5 Ways to Make the Most of Cut Flowers

Keep it Simple and Enjoy Your Flowers More.

Fresh flowers are widely available, from the traditional florist to the outdoor market to the grocery store. Chances are, you’ll pick up a bouquet on impulse or even better, receive one as a gift. What’s the best way to make the most of them?

Keep in mind that the cut flower has been separated from the parent plant and it begins to decompose right away. You’ve probably read magazine articles describing the various types of flower stems and how to treat each one.

Some get cut while others get crushed or singed to a flame. Most of us don’t care to go to that much trouble, but we don’t want the flowers to fade and die too soon, either. Use the following five tips to keep things simple.

  1. Condition the Flowers in the Wrapper

Flowers from a vendor usually come wrapped in tissue or cellophane. This protects the blooms and keeps them from drooping. By the time you get them home, they’ve been out of the water for a while and will appreciate some conditioning.

The best way to rehydrate them and help them keep their upright shape is to put the bouquet, wrapper and all, into a deep bucket of warm water. Submerge them right up to the blooms and leave them for an hour or two. This will refresh them and extend their vase life. For flowers brought in from the garden, wrap in newspaper and do the same thing.

  1. Give Some Thought to Choosing a Vase

You might have several vases on hand to choose from. Think about whether the flowers are tall or heavy or if they lend themselves to being cut short.
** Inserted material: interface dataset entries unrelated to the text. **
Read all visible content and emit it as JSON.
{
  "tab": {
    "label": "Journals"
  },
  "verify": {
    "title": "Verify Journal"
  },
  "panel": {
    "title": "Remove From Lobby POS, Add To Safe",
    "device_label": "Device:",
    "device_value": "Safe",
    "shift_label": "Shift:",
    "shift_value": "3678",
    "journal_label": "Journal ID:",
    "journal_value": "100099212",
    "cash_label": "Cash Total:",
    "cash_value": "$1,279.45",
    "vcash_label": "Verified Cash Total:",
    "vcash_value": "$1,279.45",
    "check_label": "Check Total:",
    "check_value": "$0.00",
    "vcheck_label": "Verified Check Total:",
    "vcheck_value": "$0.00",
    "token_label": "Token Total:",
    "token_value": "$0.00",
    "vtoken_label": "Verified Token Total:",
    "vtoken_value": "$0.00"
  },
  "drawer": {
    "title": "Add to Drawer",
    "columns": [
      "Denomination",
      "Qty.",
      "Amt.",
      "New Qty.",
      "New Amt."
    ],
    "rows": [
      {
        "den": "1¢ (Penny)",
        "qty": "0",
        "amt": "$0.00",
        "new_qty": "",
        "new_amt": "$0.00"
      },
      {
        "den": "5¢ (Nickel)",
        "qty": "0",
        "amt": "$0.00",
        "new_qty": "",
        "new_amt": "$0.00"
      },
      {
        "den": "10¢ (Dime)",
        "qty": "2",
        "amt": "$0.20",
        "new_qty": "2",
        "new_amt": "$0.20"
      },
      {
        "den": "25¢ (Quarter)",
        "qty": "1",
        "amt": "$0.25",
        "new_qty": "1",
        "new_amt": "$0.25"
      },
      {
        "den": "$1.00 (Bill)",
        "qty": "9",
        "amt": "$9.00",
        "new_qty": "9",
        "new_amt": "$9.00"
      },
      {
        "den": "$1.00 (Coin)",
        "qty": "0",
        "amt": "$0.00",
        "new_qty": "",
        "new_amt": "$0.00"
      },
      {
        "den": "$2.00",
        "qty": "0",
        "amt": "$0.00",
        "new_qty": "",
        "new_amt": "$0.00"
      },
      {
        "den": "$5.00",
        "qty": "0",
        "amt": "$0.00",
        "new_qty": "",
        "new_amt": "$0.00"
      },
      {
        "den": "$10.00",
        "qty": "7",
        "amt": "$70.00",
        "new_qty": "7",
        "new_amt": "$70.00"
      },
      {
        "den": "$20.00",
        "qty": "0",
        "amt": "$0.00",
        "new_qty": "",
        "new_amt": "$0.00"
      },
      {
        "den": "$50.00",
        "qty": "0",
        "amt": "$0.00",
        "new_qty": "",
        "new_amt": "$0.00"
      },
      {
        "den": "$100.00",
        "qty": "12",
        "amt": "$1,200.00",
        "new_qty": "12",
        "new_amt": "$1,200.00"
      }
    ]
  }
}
Maybe you can divide the bouquet into more than one arrangement. What else do you have around the house to put flowers in beside a traditional vase? Bottles, jugs and water pitchers make exciting vessels.

A broken bloom can still be displayed in a shallow dish or china cup and saucer. Egg cups and toothpick holders will hold small snippets that get trimmed from the bunch. A glass container can be slipped inside a decorative tin for a designer touch.

  1. Take a Few Minutes to Trim the Stems

Don’t just take the flowers from the wrapper and plunge them into a vase of water. Egads, nothing looks more stilted than that. Lay out the stems so you can separate them and give each one a new cut. Flower stems are like a drinking straw that draws the water up to the flower, but sometimes it gets an air bubble that keeps the water from traveling up the stem.

To prevent this, draw some water in the sink, remove any leaves that would go down into the container and hold the stem under the water while you make a new slant cut with garden shears. Now you’ll get a water bubble, not an air bubble on the end of the stem while you put it in the vase. Cut each stem in the same manner and arrange your bouquet.

  1. Change the Water Every Couple Days

If your flowers came with a packet of commercial floral preservative and you used it, fine. However, changing the water and re-cutting the stems will do the most to preserve the flowers. Some like to add aspirin or 7-Up or bleach to the water, all of which are attempts to curtail bacteria. Fresh, clean water is still the simplest way to go.

If the arrangement is too complicated to remove from the vase, set it in the sink and flush the vase out with fresh water from the faucet or sprayer. While you’re at it, trim off any dead leaves and spent blooms.

  1. Display the Flowers Where You Will See and Enjoy Them

Flowers are for you to enjoy. They brighten your day. Don’t put them in a spot where you won’t even see them. What good is a floral centerpiece on the dining room table if you don’t usually go in there?

Keep the flowers in the rooms where you live so that they catch your eye many times a day. Take a few blossoms out of the more massive bouquet and put a single bloom or small arrangement by your bed or on your desk.

Keep things simple with these five tips and let flowers work their charm on you.